To hem jeans, first fold them up to the desired length and secure with pins. Turn the legs inside out and cut the fabric one inch longer than the fold. Press the fold with a steam iron, forming a crease.
At this point, there is no turning back. It’s nearly impossible to iron out a crease once you put it in. You can shorten, sure, but not lengthen. And there is nothing, nothing more mortifying than going to high school in jeans that are too short.
I cannot overemphasize this point. One millimeter can make the difference between getting asked to the prom and spending the evening wearing a cute dress dancing to “Staying Alive” with a cute guy or staying home that night wearing your too-short jeans and watching “The Love Boat” with your brother.
I am standing on the coffee table in our living room while my mother crouches in front of me and pins up my bell-bottom jeans. She’s an expert seamstress but I scrutinize her every move. She pushes in the last pin and stands up.
“Done,” she says. “Go look in the mirror.”
“I can already see from here that they’re too short, Mom. Make them longer.”
“Tina, you’re going to trip.”
“No, I’m not. They’re too short.”

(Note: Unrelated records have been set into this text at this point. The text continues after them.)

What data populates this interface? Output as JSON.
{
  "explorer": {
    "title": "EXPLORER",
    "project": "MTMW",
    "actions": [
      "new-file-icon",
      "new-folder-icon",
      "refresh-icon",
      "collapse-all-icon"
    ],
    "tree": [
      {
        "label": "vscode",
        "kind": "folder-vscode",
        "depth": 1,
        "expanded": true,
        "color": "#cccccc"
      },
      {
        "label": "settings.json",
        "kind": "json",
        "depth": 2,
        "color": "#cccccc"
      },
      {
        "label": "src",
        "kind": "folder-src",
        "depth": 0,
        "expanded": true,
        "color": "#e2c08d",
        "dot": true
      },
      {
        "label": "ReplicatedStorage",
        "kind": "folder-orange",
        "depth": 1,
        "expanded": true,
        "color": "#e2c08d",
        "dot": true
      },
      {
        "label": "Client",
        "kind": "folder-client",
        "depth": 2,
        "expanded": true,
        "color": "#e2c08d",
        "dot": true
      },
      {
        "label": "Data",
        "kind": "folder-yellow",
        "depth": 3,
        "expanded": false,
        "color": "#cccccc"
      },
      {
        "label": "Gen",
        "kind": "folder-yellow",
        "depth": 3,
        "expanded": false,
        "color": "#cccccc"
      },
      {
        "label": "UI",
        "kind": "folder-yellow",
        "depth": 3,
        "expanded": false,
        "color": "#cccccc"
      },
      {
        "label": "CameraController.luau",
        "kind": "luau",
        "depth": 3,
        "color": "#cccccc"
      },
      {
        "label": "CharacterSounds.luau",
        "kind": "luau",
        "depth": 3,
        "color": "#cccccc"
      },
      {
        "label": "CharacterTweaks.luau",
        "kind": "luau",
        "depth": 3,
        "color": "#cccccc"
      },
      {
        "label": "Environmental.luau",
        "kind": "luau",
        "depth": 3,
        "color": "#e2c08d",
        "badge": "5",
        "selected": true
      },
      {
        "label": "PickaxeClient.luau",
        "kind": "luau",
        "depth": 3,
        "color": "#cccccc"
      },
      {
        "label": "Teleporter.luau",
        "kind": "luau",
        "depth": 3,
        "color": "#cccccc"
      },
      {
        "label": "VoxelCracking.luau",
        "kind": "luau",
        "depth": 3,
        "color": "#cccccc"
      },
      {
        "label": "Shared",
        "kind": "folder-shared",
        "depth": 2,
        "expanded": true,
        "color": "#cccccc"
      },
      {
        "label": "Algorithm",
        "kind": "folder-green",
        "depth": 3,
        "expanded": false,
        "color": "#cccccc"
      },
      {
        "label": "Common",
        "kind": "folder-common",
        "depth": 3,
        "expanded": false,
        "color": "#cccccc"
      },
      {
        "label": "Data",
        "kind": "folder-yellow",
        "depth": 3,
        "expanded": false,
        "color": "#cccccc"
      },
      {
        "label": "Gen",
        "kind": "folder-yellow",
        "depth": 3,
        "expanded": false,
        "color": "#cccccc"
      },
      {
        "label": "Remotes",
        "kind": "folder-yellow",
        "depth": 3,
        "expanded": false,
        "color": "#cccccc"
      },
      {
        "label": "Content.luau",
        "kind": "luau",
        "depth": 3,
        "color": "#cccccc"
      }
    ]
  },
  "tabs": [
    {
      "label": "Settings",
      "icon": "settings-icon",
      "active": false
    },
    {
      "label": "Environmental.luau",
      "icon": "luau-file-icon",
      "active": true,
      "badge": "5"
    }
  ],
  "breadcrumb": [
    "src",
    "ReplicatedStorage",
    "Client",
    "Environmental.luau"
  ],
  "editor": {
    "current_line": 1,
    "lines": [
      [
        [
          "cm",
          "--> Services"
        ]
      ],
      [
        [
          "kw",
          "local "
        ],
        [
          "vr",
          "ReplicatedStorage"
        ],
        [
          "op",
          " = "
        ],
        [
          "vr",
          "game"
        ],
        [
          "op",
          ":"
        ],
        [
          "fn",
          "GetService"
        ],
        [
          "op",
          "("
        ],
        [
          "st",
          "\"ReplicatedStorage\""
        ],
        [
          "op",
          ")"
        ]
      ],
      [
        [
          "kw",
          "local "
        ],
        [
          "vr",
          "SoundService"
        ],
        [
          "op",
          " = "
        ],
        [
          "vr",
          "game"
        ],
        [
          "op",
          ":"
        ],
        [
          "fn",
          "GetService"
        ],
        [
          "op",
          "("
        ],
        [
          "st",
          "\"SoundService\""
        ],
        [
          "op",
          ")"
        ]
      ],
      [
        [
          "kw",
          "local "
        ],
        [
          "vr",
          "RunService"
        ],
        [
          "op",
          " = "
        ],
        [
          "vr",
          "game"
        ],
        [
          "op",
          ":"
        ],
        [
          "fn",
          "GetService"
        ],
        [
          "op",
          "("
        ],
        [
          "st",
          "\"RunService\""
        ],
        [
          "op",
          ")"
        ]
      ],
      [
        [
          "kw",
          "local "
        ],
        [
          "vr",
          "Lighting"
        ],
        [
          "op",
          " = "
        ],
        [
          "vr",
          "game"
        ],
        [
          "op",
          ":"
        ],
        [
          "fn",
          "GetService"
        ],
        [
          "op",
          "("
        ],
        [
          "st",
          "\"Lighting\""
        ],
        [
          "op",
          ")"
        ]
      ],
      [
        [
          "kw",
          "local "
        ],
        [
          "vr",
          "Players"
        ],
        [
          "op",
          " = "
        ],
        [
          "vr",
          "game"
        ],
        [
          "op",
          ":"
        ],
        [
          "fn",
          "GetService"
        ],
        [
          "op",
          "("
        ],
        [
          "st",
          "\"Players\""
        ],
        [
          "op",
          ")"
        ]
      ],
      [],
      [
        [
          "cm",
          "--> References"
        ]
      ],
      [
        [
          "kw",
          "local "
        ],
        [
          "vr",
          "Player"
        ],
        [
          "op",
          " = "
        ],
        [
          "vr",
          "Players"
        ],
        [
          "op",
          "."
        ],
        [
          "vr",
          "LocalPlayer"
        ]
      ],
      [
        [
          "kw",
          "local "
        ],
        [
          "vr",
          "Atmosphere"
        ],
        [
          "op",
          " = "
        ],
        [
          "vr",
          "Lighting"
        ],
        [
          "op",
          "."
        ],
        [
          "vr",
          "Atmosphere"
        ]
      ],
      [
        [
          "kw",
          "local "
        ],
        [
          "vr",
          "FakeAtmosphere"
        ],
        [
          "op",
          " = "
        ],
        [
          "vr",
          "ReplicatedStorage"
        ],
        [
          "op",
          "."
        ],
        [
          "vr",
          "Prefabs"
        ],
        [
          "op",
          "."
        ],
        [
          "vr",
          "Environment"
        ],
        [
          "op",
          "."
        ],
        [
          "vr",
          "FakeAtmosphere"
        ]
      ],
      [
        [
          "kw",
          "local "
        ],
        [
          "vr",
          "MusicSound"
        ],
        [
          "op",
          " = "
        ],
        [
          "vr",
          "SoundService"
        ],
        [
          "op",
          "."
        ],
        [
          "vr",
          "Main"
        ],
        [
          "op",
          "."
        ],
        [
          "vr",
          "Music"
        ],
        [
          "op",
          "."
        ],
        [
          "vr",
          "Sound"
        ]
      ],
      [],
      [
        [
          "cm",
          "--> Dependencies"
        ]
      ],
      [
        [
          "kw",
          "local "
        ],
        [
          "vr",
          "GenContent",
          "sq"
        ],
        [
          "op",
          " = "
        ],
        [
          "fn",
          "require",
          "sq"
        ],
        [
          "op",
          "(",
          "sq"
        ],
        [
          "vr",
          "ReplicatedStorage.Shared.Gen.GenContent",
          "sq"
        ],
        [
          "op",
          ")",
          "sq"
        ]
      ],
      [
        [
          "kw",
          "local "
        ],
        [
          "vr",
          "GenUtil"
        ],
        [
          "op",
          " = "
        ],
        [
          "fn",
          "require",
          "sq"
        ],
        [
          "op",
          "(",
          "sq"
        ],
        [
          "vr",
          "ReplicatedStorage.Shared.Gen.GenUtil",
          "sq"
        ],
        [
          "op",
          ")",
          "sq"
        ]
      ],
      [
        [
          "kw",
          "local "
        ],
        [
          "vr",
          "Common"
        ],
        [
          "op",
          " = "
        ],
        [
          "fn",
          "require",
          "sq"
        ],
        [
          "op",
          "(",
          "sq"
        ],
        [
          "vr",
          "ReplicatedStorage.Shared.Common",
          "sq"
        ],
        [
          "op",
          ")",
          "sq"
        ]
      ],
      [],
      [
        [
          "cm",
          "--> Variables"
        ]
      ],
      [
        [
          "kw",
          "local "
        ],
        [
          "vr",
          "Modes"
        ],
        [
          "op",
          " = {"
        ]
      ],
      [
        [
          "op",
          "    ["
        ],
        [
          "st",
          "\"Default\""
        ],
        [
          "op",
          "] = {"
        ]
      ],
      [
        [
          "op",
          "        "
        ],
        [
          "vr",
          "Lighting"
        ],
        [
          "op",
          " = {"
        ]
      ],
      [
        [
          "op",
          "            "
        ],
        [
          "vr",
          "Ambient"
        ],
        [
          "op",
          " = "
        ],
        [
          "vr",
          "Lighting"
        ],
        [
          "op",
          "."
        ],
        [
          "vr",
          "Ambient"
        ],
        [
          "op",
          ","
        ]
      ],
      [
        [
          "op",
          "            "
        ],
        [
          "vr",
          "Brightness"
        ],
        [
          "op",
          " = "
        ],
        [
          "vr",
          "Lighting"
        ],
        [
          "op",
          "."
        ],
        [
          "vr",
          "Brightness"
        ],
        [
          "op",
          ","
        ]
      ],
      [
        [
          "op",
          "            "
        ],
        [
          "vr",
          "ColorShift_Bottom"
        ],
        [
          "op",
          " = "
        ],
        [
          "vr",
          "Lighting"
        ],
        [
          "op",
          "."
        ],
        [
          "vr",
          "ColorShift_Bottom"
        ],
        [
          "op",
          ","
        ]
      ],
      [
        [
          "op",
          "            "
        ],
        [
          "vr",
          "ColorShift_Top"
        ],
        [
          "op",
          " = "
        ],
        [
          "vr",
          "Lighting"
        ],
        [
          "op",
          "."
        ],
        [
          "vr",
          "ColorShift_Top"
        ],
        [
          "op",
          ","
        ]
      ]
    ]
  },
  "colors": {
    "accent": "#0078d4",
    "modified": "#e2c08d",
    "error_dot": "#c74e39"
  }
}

My mother was a young person like me once. Hard to believe but there are pictures to prove it. In one picture, taken in a park somewhere in San Antonio, she and three girlfriends are hanging out with four guys. A Brownie camera dangles from her left hand. They are, all of them, laughing. The guys are sitting on top of an enormous fallen tree trunk; the girls are leaning up against them, a wooden case of Lone Star beer sitting at their feet. My mother is obviously one of the popular kids, this despite wearing pants that fall just below her knees.
“We called them pedal pushers,” she tells me, holding a pin in her mouth and letting my jeans down another micrometer. “Or gaucho pants.”
Whatever. I don’t care what you called them. I just can’t believe she left her house wearing those things. But apparently that’s what the cool kids wore in 1948.
In 2008, I’m wearing pants that fall just below my knees. Everyone wears them. They’re called capris.
To make capris, cut off about 10 inches from the legs of your jeans. Turn the legs inside out and fold the cut edge up one inch. Press with a steam iron, forming a crease. Fold the cut edge half an inch so that it meets the crease. Fold it over again so that the cut edge is inside. Stitch along the folded edge.
My husband and I laugh every time we watch college basketball. Their shorts are longer than my living room curtains and flutter like parachutes. At that length can they still be called “shorts”?
I don’t know when basketball uniforms evolved to their current look but I seem to remember a time when basketball players wore shorts that covered their buns and their naughty bits (as Monty Python called them) and not much else. Ah the '70s. The good old days.
I had shorts back then that looked a little like those old basketball uniforms. They were yellow with white trim along the edges and up the sides--but they were made of stretch terrycloth. Talk about bun huggers. I had forgotten all about those shorts until my mother unearthed a picture of me wearing them at a family picnic. I was dashing across a meadow in a park near our house. My sister had snapped a picture of me with her newly purchased Polaroid SX-70 Land Camera. The thing weighed about 70 pounds but it produced a miracle. You pressed the button and a picture ejected like a piece of candy from a Pez dispenser. Then everyone stood around it and watched the image come to life. As a bonus, the picture had a white margin on the bottom that you could write on.
My mother sent that picture to me a few years ago and had scribbled on the bottom, “Look at that butt!”
I’m pushing 50 now and I’d rather not look at my butt, or my thighs for that matter. Nor would I wish that sight on anyone else. However, I’m a runner and I still need to wear shorts. Thank god the '70s are over. In 2010, the way-cool college basketball players give me an idea of what to do with my running shorts.
To lengthen running shorts, measure from the hem to just above your knees. Use that measurement to cut two pieces of fabric that are the same color as your shorts. Pin each piece of fabric to each leg of your shorts. Stitch.